### Dataset rows for apps and sites
######

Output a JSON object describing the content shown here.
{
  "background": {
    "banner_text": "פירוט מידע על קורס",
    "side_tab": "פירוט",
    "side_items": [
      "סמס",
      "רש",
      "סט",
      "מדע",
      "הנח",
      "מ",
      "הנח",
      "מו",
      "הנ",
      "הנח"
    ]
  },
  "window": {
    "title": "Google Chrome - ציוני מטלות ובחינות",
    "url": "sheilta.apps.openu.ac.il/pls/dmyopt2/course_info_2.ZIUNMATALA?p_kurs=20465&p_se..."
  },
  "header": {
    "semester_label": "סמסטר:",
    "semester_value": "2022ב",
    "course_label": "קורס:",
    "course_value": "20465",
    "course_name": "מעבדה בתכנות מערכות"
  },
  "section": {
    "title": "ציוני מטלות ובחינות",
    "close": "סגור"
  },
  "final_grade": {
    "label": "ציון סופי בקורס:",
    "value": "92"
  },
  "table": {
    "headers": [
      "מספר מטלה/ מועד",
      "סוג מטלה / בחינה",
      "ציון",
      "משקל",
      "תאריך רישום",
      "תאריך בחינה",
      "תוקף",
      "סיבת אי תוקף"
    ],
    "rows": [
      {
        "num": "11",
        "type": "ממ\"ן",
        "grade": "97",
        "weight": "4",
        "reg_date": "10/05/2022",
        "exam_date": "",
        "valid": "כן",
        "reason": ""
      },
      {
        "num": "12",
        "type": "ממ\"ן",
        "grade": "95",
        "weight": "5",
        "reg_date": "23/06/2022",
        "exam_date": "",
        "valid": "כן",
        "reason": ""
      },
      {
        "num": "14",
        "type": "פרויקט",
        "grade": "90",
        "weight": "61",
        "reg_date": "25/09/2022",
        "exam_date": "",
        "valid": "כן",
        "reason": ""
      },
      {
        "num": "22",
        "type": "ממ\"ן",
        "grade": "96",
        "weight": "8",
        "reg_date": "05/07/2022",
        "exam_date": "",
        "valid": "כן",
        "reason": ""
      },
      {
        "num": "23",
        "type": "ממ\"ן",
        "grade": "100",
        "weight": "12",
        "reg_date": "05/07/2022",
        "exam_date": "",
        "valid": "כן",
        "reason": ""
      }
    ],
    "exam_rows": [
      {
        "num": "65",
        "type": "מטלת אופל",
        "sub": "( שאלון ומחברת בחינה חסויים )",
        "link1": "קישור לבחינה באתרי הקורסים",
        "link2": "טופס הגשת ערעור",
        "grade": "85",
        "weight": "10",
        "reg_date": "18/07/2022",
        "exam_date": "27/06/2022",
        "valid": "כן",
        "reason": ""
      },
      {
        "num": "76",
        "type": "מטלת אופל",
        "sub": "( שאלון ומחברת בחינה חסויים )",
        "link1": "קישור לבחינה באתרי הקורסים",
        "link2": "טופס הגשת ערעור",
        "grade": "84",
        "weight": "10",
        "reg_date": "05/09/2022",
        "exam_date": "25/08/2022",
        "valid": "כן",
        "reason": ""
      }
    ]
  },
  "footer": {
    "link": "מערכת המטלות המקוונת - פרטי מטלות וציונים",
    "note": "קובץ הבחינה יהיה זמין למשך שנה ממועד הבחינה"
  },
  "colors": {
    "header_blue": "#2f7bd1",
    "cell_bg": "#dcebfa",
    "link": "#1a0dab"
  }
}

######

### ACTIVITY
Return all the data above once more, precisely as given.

### WRITTEN REPLY
Output a JSON object describing the content shown here.
{
  "background": {
    "banner_text": "פירוט מידע על קורס",
    "side_tab": "פירוט",
    "side_items": [
      "סמס",
      "רש",
      "סט",
      "מדע",
      "הנח",
      "מ",
      "הנח",
      "מו",
      "הנ",
      "הנח"
    ]
  },
  "window": {
    "title": "Google Chrome - ציוני מטלות ובחינות",
    "url": "sheilta.apps.openu.ac.il/pls/dmyopt2/course_info_2.ZIUNMATALA?p_kurs=20465&p_se..."
  },
  "header": {
    "semester_label": "סמסטר:",
    "semester_value": "2022ב",
    "course_label": "קורס:",
    "course_value": "20465",
    "course_name": "מעבדה בתכנות מערכות"
  },
  "section": {
    "title": "ציוני מטלות ובחינות",
    "close": "סגור"
  },
  "final_grade": {
    "label": "ציון סופי בקורס:",
    "value": "92"
  },
  "table": {
    "headers": [
      "מספר מטלה/ מועד",
      "סוג מטלה / בחינה",
      "ציון",
      "משקל",
      "תאריך רישום",
      "תאריך בחינה",
      "תוקף",
      "סיבת אי תוקף"
    ],
    "rows": [
      {
        "num": "11",
        "type": "ממ\"ן",
        "grade": "97",
        "weight": "4",
        "reg_date": "10/05/2022",
        "exam_date": "",
        "valid": "כן",
        "reason": ""
      },
      {
        "num": "12",
        "type": "ממ\"ן",
        "grade": "95",
        "weight": "5",
        "reg_date": "23/06/2022",
        "exam_date": "",
        "valid": "כן",
        "reason": ""
      },
      {
        "num": "14",
        "type": "פרויקט",
        "grade": "90",
        "weight": "61",
        "reg_date": "25/09/2022",
        "exam_date": "",
        "valid": "כן",
        "reason": ""
      },
      {
        "num": "22",
        "type": "ממ\"ן",
        "grade": "96",
        "weight": "8",
        "reg_date": "05/07/2022",
        "exam_date": "",
        "valid": "כן",
        "reason": ""
      },
      {
        "num": "23",
        "type": "ממ\"ן",
        "grade": "100",
        "weight": "12",
        "reg_date": "05/07/2022",
        "exam_date": "",
        "valid": "כן",
        "reason": ""
      }
    ],
    "exam_rows": [
      {
        "num": "65",
        "type": "מטלת אופל",
        "sub": "( שאלון ומחברת בחינה חסויים )",
        "link1": "קישור לבחינה באתרי הקורסים",
        "link2": "טופס הגשת ערעור",
        "grade": "85",
        "weight": "10",
        "reg_date": "18/07/2022",
        "exam_date": "27/06/2022",
        "valid": "כן",
        "reason": ""
      },
      {
        "num": "76",
        "type": "מטלת אופל",
        "sub": "( שאלון ומחברת בחינה חסויים )",
        "link1": "קישור לבחינה באתרי הקורסים",
        "link2": "טופס הגשת ערעור",
        "grade": "84",
        "weight": "10",
        "reg_date": "05/09/2022",
        "exam_date": "25/08/2022",
        "valid": "כן",
        "reason": ""
      }
    ]
  },
  "footer": {
    "link": "מערכת המטלות המקוונת - פרטי מטלות וציונים",
    "note": "קובץ הבחינה יהיה זמין למשך שנה ממועד הבחינה"
  },
  "colors": {
    "header_blue": "#2f7bd1",
    "cell_bg": "#dcebfa",
    "link": "#1a0dab"
  }
}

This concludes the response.